[SOLVED] GPU Flogged to Death? How to Tell?

Jul 12, 2021
174
4
85
0
Hi

I put an ad up looking for an affordably priced GPU as I'm not rich and these are crazy days - and I got a response that made me think?
He used it for work, with CAD etc lots of heavy rendering 9-5 all week etc.

So I'm wondering should I avoid this like the plague?
Is it just like the old wisdom that you never ever buy a used taxi cause they've been completely flogged to death 24/7 - pushed hard?

And on a related note, before this happened I was already wondering how can you buy a secondhand GPU and have some sense of if its in ok condition, not been flogged or damaged or modified, or Overclocked and run super hard etc?

My understanding is that the more you tweak/OC a card - the shorter its lifespan right? Would it run hotter than usual if its been pushed hard over a long time? Or not have as much grunt as it should normally?

Are there certain tests etc I can run doing a demo to test a card and see if its healthy enough to buy?

And the guy offering me this gpu - is in another state... I told him the only way I'd consider buying sight unseen is if he'd list it on Ebay for me to buy it that way so I have some buyer protection.... would that really help me or are there better ways to do that?



The other thing about this guy was that he 'said' it was only 9 months old, had receipt and all... and I thought it was odd he was selling it so soon - he 'said' he quit his job and wants a PS5?

Could be legit - but I'm wondering if it's a scam. I baulked at the price and politely said thanks but unlikely thats for me too much... then straight away he dropped it by $200 when it was already a very good price - again - something felt off?

Have a lot of people been scammed in this way lately - buying sight unseen?

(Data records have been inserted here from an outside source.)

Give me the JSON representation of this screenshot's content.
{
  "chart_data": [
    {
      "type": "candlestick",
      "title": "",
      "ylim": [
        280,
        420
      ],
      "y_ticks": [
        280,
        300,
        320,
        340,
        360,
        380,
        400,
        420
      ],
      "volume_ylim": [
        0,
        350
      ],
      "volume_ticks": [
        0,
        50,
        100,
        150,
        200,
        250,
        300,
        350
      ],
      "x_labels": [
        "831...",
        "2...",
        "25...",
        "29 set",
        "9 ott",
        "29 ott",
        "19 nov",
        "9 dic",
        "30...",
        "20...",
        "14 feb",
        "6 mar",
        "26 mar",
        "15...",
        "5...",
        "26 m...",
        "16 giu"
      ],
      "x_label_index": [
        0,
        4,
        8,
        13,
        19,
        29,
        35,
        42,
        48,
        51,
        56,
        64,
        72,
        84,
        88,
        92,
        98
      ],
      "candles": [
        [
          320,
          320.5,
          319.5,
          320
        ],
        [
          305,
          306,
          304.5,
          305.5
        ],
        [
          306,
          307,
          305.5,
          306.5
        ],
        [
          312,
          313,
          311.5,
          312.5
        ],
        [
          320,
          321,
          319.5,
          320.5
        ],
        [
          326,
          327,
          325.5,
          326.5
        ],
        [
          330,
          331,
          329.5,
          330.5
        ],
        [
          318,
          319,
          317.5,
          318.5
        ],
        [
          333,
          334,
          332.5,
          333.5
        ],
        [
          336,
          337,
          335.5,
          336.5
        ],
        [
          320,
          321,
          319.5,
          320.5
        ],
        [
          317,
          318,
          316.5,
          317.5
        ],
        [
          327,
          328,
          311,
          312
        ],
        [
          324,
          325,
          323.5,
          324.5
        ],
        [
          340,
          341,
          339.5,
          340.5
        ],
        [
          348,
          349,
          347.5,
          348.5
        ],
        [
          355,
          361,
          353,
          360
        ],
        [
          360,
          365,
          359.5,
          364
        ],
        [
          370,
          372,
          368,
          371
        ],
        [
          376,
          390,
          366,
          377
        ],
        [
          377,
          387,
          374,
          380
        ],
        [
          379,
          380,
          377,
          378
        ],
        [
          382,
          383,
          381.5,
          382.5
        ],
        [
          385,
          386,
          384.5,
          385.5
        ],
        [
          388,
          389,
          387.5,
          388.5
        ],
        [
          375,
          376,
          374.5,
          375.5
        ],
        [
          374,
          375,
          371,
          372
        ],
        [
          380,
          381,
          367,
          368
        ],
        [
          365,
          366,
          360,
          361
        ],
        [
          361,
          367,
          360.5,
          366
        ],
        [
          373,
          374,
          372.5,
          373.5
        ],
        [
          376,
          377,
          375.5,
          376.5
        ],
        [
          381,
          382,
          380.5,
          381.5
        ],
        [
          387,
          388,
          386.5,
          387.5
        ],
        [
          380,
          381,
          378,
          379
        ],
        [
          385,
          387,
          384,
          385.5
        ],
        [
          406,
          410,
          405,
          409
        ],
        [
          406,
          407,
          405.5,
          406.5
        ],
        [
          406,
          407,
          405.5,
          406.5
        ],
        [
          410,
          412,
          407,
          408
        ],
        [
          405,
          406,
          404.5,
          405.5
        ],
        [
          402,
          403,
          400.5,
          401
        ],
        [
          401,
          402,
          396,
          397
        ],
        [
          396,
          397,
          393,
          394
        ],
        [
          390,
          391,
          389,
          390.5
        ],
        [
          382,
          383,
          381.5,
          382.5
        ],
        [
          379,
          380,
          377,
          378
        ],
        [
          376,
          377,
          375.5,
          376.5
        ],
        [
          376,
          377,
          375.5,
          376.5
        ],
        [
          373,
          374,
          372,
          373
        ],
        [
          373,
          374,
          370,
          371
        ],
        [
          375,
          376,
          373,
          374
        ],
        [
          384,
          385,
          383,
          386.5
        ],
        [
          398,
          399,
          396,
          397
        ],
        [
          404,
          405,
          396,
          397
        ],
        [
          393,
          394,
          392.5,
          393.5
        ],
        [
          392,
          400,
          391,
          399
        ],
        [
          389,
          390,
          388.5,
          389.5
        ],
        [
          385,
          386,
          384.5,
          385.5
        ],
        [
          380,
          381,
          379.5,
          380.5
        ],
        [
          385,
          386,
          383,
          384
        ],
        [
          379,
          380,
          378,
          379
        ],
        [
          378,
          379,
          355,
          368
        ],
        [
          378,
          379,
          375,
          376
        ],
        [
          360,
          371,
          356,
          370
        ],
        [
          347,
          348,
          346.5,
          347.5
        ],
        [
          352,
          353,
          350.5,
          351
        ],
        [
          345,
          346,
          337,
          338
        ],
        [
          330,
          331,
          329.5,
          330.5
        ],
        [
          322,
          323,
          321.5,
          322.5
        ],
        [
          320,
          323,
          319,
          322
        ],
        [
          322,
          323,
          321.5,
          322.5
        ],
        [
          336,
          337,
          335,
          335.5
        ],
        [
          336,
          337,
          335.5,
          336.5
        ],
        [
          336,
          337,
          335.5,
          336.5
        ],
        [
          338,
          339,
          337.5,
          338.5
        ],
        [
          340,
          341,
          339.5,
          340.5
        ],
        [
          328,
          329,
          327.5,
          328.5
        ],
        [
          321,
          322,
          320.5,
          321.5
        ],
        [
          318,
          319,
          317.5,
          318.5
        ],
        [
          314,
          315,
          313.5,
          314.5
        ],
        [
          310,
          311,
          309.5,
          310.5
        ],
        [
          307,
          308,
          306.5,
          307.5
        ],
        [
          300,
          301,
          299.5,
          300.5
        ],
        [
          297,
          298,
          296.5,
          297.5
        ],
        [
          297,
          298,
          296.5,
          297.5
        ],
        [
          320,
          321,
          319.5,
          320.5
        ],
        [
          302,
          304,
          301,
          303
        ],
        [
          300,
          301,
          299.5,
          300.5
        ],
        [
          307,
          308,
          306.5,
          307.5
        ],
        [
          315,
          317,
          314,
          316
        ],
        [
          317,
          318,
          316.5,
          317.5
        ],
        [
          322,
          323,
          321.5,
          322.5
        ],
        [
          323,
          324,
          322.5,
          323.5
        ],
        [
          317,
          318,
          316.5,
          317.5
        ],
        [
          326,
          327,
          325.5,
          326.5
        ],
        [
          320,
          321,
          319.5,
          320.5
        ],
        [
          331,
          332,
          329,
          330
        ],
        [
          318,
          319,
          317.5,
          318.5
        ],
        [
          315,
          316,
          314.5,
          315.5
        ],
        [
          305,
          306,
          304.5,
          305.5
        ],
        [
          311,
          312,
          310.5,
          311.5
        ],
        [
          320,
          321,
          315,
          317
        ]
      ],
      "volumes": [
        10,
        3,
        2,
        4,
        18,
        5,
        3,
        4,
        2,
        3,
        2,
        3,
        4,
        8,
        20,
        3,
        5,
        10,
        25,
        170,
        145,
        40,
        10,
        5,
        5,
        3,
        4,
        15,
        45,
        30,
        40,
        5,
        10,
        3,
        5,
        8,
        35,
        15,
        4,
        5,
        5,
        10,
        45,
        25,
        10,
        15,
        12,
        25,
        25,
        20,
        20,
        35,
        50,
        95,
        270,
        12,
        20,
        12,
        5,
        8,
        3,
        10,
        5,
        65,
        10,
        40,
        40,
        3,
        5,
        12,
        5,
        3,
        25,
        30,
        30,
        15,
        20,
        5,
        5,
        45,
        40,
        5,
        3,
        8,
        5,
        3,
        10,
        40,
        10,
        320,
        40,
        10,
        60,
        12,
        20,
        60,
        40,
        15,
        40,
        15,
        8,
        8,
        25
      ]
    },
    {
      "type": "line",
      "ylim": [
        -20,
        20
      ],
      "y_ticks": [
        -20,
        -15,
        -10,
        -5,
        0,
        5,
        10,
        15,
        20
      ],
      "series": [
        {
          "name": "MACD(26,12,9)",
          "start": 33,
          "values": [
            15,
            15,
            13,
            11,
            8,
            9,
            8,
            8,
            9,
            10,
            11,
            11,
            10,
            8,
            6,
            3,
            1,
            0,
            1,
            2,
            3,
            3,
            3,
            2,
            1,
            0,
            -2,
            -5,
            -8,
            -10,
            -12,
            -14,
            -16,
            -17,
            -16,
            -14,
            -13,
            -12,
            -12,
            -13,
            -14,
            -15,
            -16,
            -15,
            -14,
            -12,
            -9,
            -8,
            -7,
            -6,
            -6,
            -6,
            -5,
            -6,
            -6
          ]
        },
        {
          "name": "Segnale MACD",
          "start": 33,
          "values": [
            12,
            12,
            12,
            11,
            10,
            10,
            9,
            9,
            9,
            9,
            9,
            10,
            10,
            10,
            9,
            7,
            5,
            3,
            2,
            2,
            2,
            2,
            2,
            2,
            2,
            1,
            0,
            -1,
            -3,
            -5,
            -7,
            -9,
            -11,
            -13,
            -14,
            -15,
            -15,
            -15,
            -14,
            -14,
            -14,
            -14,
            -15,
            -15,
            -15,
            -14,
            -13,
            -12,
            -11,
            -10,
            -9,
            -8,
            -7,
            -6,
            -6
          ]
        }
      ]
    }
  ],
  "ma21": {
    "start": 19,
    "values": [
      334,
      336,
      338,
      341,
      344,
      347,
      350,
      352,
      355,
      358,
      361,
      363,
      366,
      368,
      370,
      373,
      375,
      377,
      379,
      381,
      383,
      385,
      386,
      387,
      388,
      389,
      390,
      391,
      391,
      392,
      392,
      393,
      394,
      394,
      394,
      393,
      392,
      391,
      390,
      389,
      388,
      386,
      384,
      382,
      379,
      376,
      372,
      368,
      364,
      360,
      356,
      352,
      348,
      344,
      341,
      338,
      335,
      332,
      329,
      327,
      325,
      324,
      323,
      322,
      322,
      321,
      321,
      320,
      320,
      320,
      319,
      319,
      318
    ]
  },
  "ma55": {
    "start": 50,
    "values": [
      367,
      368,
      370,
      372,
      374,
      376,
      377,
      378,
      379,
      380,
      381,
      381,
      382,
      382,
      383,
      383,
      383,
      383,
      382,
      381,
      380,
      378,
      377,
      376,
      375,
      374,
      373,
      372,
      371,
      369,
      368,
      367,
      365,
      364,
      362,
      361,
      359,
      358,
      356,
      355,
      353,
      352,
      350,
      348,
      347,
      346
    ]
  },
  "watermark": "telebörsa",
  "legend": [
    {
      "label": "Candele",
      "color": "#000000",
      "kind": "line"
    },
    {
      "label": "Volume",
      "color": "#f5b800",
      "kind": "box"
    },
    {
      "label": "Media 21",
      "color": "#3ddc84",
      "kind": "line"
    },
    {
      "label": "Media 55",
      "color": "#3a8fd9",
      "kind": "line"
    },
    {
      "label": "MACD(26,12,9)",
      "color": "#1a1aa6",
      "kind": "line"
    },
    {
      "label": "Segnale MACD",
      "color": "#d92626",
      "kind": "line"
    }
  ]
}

BTW - same question about - 'how can you tell if it's ok or been flogged to death' in relation to other PC Parts - like RAM, Monitor etc?

I'm making a new build, got a cpu, but need everything else... tempted to save some cash by buying 2nd hand ram but worried i'll get burned. Again could have been OC'd hard permanently or just had bad wiring/power supply to their home (like ours sometimes)?

Same thing for CPU Cooler/fan and Case Fans and what else should I consider buying secondhand? it's an 12700K cpu. Would it be ok to mix 2 x 2 different pairs of ram same size but maybe different brand and speeds etc? Eg 2x8 brand x 3200 , 2x8 brand Y 3600 ?

How do i tell? What tests etc? Software, electronics readings from devices?


Any advice would be appreciated


Cheers
 
Last edited:

Eximo

Titan
Ambassador
A lot here.

Someone selling a GPU after 9 months, using it for CAD and heavy rendering, is going to replace that with a Playstation. Those don't add up.

You've already found a used 12700k? That launched a few weeks ago. I can't think of many legitimate reasons that they couldn't just return that from where they bought it, even if they couldn't, why sell it under market price?

If you have access to these things, you can certainly run tests. CPU benchmarks, GPU benchmarks, and compare to known good results. Cinebench, Aida64, IntelBurnIn. 3DMark, Unigine Heaven or Valley, Furmark if you want a torture test. Same with memory, memtest x86.

PC components typically just break. They don't fade in performance. A used GPU should be just as fast as a new one. Wear and tear just means it will fail sooner.

CPUs and GPUs can degrade a little bit, no longer able to reach high overclocks, but these days the CPUs and GPUs overclock themselves (called boost)

GPU fans and coolers can be replaced if needed, and a thermal paste reapplication can often bring some life back into an older card. Basically just a cleaning and re-application and you can claw back a few degrees, and a few boost bins.

Bad power to the home wouldn't really do anything particularly bad to the memory. It is powered by the CPU, which is powered by the motherboard, which is powered by the PSU, which gets plugged into the wall. Quite a few layers of filtering to get through. That may have made their system work a little harder and worn out components faster with more duty cycles, but the memory itself would still have been cycling at its frequency.

You should not mix memory. It might work, it might not.

I've bought a few used components, haven't gotten burned yet. I generally look for original packaging and reasonable reasons for selling.

Someone might sell a GTX 1660 Super because they just got an RTX3060. But I wouldn't trust someone saying they used the card for non-gaming, saying they want money for a gaming console.


All that said, buying used comes with risks. Be prepared.
 

ASK THE COMMUNITY